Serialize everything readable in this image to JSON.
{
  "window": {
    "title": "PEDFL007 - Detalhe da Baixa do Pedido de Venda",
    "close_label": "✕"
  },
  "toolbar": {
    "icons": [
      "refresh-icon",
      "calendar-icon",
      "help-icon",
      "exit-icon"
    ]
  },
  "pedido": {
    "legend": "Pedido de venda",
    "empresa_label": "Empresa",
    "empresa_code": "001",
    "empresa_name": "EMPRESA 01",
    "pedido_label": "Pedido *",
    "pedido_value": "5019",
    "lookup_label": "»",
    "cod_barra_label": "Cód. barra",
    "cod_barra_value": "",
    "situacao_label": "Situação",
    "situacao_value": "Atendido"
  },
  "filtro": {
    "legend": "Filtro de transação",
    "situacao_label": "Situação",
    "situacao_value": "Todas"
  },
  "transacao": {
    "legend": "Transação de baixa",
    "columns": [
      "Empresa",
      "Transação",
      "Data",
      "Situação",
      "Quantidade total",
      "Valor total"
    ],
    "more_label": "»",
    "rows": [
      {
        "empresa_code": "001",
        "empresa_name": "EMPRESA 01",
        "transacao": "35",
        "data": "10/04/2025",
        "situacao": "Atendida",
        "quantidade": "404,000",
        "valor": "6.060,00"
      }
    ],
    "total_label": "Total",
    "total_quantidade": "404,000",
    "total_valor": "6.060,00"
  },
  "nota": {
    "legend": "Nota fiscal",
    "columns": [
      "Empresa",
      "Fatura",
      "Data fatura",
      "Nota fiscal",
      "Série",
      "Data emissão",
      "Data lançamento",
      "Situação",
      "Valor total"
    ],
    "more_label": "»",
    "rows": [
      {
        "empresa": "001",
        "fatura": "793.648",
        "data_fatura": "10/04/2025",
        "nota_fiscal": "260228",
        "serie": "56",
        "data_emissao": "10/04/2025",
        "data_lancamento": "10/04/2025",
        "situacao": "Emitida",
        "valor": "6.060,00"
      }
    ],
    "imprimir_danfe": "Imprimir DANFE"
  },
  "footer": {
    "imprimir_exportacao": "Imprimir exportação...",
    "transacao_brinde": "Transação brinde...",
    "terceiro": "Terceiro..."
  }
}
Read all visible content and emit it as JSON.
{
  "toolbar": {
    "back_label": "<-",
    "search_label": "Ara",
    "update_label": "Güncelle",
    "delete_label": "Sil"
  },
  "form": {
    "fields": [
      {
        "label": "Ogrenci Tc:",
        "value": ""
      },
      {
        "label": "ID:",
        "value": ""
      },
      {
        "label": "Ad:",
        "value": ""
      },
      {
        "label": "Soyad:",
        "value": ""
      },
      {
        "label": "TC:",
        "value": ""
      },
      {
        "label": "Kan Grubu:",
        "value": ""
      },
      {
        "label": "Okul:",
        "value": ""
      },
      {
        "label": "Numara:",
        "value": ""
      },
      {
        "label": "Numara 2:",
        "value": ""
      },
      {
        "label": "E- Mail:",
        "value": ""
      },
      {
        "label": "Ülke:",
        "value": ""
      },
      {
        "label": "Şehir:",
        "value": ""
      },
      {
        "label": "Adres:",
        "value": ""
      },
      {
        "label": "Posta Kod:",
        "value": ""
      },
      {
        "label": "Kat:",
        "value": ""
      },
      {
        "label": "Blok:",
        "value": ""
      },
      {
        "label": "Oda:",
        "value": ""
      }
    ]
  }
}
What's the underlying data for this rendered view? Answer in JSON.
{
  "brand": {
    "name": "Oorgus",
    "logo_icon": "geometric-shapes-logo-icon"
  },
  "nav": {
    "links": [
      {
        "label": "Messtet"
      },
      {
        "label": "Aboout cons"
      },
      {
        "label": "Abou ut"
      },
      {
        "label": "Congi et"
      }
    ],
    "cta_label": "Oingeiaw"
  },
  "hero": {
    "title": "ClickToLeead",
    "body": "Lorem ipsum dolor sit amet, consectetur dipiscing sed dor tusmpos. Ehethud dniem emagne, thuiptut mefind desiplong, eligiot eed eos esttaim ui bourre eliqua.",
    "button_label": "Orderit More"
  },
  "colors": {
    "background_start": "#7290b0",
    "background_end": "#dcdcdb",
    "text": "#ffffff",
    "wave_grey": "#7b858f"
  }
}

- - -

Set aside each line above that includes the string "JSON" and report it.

Serialize everything readable in this image to JSON.
Read all visible content and emit it as JSON.
What's the underlying data for this rendered view? Answer in JSON.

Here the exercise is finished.